Records from a data collection
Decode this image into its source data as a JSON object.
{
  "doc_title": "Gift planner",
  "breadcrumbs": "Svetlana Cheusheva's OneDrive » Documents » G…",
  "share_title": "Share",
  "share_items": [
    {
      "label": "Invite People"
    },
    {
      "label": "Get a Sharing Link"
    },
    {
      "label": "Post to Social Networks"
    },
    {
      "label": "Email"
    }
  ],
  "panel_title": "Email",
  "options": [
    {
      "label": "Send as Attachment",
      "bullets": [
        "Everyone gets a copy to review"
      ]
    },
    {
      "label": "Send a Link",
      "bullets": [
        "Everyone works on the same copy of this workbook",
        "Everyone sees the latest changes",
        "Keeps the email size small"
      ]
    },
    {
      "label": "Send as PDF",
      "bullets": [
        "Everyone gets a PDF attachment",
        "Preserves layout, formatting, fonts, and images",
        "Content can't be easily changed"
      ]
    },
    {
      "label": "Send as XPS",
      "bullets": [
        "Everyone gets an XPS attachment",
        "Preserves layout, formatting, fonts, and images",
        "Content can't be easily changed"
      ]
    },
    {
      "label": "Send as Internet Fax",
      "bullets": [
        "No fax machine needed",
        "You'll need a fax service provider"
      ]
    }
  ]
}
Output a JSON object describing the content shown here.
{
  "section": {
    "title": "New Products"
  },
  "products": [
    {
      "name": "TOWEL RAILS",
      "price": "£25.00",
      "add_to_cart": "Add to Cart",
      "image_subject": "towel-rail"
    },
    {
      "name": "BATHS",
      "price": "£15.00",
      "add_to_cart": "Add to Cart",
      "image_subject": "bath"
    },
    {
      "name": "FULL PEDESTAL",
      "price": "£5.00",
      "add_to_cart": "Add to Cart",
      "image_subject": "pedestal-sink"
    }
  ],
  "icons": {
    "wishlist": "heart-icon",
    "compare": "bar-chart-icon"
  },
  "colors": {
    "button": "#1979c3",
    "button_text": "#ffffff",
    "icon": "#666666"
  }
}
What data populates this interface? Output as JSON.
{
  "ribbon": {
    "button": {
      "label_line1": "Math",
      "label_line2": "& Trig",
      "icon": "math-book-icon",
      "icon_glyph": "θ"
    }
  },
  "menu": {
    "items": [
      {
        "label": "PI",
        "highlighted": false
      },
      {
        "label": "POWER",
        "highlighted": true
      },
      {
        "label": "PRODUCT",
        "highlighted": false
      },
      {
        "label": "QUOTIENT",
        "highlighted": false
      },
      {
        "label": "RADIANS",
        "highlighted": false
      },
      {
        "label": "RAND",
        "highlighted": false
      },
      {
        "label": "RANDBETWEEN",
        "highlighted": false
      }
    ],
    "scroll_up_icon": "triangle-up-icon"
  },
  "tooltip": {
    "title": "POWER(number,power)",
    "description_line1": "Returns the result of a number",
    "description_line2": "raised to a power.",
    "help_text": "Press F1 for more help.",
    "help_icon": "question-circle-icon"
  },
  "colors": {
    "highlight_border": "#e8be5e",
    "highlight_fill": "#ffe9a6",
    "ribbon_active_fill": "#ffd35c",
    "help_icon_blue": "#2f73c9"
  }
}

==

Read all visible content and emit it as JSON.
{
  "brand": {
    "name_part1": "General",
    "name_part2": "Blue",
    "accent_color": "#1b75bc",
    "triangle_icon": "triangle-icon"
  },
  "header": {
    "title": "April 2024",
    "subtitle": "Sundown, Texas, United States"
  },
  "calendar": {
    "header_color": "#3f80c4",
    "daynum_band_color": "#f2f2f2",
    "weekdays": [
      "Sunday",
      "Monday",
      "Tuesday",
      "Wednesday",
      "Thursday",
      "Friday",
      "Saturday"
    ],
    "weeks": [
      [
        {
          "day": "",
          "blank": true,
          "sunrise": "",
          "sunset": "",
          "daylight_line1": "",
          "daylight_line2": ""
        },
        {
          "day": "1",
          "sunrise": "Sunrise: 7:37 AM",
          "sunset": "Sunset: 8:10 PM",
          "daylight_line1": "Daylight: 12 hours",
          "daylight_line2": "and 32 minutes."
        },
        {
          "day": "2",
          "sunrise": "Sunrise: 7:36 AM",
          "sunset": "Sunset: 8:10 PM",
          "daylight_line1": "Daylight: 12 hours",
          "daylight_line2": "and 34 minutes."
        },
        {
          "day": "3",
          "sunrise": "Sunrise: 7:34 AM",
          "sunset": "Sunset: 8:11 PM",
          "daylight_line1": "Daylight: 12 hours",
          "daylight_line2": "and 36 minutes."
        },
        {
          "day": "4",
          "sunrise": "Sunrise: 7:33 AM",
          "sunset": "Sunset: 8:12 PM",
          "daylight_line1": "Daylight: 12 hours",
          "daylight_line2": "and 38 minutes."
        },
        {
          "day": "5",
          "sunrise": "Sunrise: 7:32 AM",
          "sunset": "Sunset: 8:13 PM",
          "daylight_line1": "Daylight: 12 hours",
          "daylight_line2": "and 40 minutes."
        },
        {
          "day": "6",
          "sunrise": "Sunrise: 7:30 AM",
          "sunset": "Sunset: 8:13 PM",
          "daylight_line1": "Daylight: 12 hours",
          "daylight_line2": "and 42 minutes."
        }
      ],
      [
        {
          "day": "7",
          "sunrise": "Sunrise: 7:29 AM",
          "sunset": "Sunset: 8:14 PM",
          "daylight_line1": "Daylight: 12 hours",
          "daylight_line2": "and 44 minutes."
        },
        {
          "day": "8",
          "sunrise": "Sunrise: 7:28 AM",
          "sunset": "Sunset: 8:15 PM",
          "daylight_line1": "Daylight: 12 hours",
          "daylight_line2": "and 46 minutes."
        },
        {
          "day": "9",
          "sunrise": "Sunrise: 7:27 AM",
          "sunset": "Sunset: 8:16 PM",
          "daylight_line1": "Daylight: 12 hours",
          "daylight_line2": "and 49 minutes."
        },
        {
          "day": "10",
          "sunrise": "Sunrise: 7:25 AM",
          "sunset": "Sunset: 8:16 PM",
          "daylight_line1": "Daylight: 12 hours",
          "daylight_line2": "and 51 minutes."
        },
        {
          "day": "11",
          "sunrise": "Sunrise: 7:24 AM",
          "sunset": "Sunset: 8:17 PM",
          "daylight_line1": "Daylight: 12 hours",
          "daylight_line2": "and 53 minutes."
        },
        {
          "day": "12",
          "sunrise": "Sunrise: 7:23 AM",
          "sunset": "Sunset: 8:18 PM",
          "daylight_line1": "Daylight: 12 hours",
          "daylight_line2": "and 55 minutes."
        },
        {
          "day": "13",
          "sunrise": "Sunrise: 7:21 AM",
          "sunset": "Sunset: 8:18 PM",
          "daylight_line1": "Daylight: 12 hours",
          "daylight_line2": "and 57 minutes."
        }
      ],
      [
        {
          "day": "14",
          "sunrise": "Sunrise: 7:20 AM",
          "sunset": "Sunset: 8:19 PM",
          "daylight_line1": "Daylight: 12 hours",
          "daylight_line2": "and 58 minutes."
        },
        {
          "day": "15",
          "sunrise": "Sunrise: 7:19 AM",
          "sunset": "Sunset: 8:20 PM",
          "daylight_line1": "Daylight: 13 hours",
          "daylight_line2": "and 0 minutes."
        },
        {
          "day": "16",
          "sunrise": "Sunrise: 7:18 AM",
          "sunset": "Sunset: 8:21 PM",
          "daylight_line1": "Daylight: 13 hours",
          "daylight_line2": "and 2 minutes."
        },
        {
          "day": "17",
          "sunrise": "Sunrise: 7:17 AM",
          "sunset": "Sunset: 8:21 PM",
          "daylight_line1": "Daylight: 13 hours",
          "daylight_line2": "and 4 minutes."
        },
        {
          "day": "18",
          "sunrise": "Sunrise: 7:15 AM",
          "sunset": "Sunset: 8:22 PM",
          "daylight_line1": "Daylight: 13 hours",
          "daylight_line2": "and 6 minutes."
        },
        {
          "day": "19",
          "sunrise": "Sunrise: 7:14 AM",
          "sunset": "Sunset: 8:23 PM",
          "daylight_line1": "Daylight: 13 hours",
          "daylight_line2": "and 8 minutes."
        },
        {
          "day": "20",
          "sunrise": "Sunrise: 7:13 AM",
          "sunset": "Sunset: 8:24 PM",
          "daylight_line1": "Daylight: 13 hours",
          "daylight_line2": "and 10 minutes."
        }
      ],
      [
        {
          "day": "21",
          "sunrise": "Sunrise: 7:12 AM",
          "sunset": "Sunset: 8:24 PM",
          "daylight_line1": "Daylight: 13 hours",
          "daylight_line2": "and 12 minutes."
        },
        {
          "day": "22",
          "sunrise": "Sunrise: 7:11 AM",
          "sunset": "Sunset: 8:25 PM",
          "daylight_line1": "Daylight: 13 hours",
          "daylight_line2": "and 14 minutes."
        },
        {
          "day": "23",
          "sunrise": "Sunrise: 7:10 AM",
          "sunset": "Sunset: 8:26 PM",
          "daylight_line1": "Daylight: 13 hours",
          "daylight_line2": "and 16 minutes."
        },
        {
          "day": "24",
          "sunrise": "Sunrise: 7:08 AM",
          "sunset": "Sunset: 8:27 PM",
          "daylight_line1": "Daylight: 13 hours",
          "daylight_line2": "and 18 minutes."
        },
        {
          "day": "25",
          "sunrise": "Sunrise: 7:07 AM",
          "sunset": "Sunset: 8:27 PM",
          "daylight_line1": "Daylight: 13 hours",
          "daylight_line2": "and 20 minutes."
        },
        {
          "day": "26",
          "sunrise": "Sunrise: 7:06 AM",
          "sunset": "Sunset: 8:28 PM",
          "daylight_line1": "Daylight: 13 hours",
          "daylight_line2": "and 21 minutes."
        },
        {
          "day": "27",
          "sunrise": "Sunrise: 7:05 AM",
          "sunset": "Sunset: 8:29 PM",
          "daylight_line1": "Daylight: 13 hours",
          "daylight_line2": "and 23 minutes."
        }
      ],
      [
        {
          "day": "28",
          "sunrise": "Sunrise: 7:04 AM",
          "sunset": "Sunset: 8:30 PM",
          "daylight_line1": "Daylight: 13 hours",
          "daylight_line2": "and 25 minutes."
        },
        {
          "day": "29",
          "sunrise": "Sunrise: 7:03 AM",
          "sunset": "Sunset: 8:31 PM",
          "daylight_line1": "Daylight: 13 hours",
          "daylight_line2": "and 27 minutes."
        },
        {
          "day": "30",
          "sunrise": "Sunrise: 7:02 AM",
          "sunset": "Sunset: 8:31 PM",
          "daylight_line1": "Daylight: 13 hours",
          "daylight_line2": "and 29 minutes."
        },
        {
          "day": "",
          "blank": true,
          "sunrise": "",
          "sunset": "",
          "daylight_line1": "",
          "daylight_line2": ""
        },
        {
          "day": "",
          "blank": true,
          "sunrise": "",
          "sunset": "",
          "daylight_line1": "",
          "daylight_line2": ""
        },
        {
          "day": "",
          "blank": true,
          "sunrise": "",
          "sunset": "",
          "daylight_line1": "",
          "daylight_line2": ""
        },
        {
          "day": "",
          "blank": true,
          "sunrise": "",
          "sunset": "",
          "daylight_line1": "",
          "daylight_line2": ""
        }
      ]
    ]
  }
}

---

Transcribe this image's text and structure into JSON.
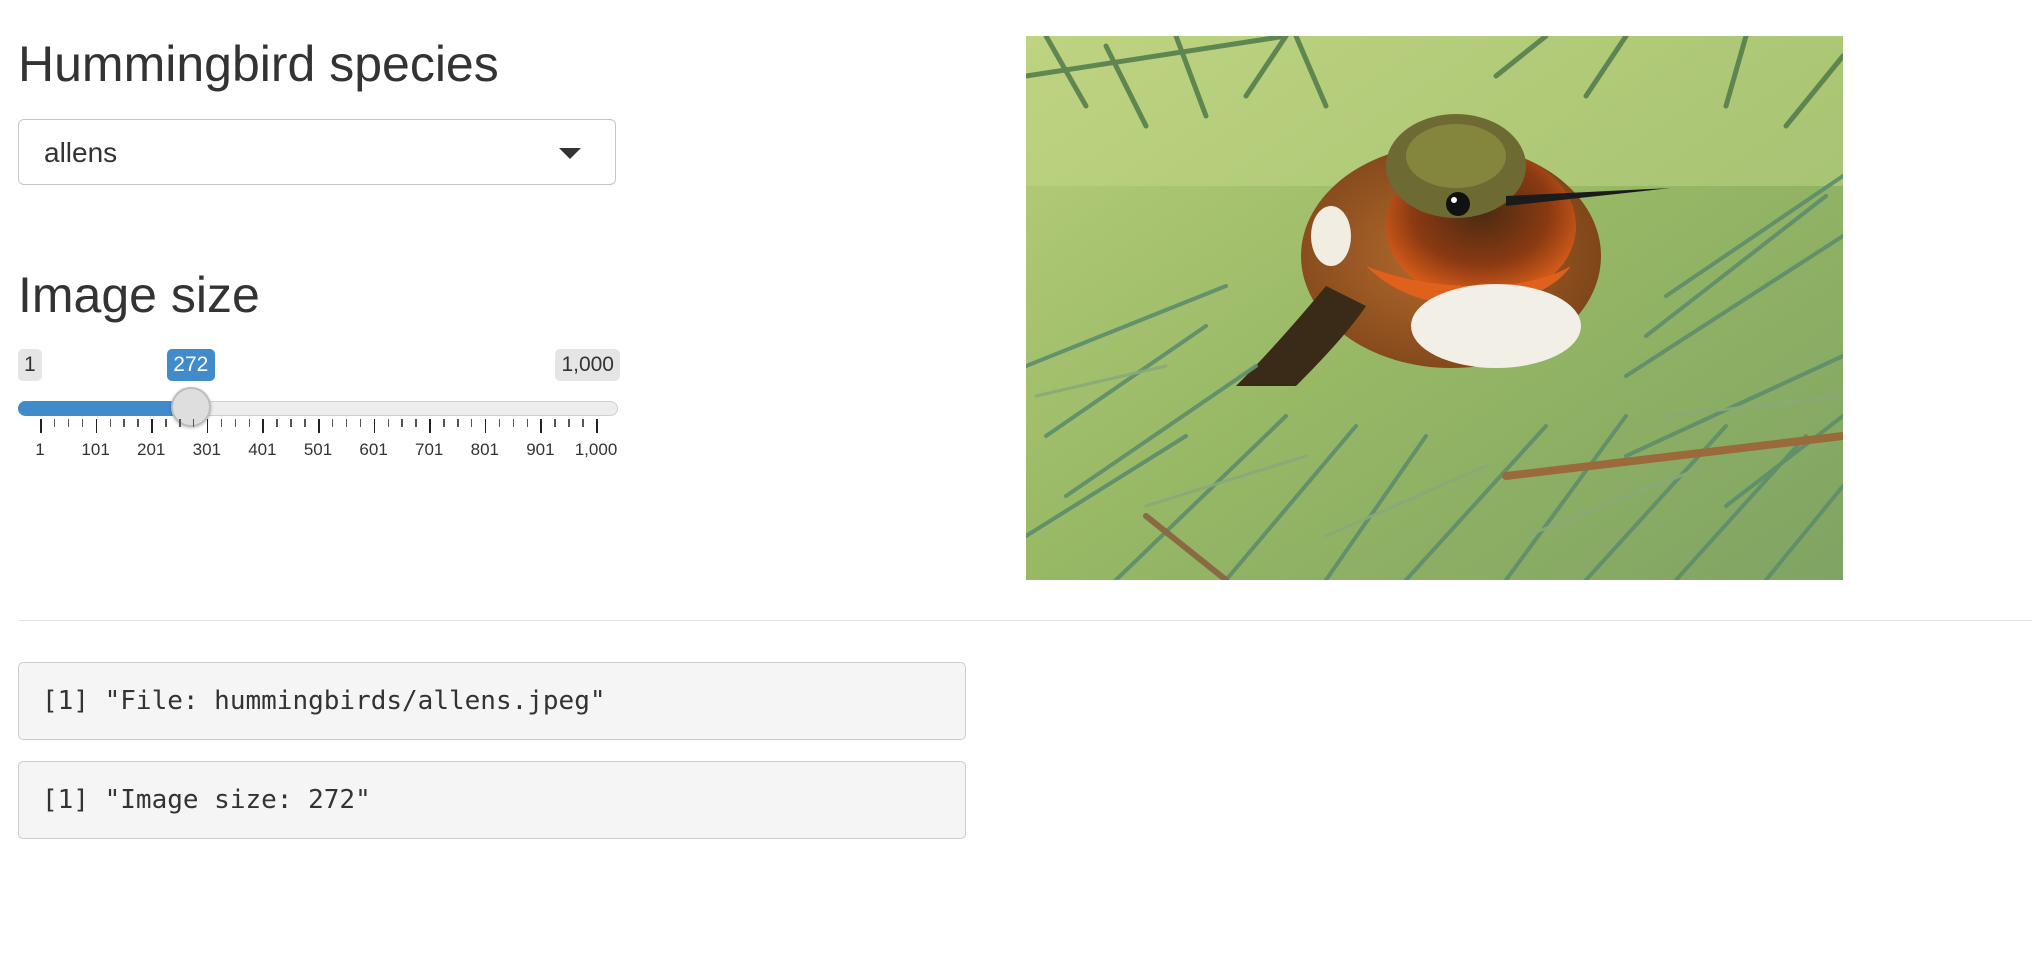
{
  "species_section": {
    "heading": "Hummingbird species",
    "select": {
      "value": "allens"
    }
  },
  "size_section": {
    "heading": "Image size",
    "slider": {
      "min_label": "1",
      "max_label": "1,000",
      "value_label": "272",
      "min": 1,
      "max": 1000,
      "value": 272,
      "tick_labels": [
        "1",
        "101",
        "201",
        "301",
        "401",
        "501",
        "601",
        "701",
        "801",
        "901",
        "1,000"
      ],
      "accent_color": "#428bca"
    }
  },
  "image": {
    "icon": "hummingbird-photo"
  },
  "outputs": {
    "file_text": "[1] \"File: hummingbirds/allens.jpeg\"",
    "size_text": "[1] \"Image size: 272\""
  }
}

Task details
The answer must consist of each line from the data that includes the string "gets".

Solution to this task
        "Everyone gets a copy to review"
        "Everyone gets a PDF attachment",
        "Everyone gets an XPS attachment",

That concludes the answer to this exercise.